Scientific Name : Crocodylus porosus
Common Names: Throughout much of its range the common names used for this species reflect a supposed habitat predilection for saltwater and estuarine habitats. Thus it is known as the Saltwater and Estuarine Crocodile. In the Philippines this species is common in freshwater and we prefer a common name that reflects its large range, the Indo-Pacific, and not a false habitat association.
This species is the most widely distributed of all living crocodilians being widespread throughout all the tropical areas of the Asia and Pacific regions wherever there is suitable habitat and it has not been extirpated by man. It is known from islands of the Indian Ocean, coastal India and Sri Lanka, through mainland Southeast Asia, the Indonesian and Philippine islands, northern Australia and New Guinea, the Belau islands and possibly even Fiji.
In the Philippines it was the common crocodile being found in almost all rivers, major lakes and marshlands, and coastal areas. It was primarily found in freshwater habitats and estuarine situations.
Size: Up to lengths of 7 meters. An Indopacific Crocodile of 6 meters was recently caught in North Cotabato and another of over 5 meters in Zamboanga. This species grows to sufficiently large size that it is known to be a predator on humans.
Status: This species in parts of its range such as northern Australia and New Guinea is actively being managed in the wild and is not considered endangered. However in the Philippines it is in imminent danger of extinction and is extremely rare.
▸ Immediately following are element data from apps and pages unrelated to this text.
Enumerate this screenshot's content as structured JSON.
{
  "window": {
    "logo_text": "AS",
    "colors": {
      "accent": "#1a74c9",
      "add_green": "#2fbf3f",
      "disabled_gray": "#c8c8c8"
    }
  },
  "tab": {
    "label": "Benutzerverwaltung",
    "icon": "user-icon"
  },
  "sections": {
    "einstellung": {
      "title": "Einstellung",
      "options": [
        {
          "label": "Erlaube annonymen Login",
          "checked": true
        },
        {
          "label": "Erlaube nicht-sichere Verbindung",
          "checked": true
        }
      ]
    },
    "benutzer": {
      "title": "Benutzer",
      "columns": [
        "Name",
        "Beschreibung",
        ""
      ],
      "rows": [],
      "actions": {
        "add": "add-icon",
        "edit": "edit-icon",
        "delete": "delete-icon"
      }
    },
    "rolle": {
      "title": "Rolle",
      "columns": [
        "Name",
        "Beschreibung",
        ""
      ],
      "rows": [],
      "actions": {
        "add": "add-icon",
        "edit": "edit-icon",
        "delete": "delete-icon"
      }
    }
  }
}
The Philippine population is listed as an Appendix One species of the Convention on International Trade in Endangered and Threatened Species of Fauna and Flora (CITES) which regulates all trade in this species.
Commercial Status: This species is being farmed commercially throughout much of its range including the Philippines. It has one of the most prized skins of all crocodilians owing to fewer bony plates on the side and an intricate pattern of belly scales. These are characteristics in high demand by European fashion houses. In the Philippines there are more than 6,000 Indo-Pacific Crocodiles on farms and sales of skins and products under both national and international permits will soon occur. The commercial crocodile industry in the Philippines has extreme growth potential as crocodiles can be used for converting unhygienic “double-dead” meats into a cash commodity thus saving livestock growers from paying for the destruction of unwanted meats and at the same time producing a valuable dollar earning commodity for foreign trade.
Distribution maps image source: http://www.flmnh.ufl.edu